All lines in the records that carry the string "true" are to be shown.

▶ **Stored entries**:

------------------------------------

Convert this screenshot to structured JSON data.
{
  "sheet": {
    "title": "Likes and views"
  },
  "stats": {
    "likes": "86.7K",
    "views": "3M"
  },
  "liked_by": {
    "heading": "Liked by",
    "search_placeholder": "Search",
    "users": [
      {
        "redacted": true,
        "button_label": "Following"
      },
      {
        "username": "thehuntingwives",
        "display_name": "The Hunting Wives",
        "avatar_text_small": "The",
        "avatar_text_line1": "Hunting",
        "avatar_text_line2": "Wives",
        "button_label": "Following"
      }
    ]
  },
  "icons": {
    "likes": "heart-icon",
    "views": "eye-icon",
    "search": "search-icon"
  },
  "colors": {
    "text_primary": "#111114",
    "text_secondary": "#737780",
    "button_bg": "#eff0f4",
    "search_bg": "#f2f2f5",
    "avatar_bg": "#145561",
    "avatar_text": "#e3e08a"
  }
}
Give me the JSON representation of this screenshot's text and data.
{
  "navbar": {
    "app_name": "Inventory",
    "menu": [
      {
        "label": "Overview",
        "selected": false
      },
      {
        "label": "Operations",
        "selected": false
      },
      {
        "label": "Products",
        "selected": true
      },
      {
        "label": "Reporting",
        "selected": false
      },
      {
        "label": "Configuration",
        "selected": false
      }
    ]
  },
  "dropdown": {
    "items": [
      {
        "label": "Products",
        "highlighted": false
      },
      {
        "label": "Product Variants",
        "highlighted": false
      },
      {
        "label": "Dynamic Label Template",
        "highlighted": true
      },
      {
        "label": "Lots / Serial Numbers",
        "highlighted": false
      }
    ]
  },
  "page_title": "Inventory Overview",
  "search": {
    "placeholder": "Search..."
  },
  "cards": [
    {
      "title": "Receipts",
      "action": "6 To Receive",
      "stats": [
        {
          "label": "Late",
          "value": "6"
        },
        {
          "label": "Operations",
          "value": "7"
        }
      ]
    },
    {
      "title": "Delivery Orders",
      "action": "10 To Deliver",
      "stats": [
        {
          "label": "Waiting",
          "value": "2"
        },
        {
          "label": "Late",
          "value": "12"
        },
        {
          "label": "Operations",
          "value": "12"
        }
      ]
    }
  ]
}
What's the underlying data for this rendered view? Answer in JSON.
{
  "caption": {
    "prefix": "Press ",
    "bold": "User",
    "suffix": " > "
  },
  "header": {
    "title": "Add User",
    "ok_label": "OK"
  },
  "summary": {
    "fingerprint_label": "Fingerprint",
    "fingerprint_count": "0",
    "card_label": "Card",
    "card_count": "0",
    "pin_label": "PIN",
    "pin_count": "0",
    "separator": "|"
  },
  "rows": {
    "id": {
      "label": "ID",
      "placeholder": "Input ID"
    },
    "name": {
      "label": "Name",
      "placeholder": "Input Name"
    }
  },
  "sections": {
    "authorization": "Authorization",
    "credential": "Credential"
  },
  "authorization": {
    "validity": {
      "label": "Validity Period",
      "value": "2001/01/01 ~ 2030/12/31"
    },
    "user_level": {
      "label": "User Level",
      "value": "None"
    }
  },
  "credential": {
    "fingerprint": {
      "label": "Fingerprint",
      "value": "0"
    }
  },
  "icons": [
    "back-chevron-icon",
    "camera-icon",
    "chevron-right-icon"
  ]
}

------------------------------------

▶ **Answer area**:
        "redacted": true,
        "selected": true
        "highlighted": true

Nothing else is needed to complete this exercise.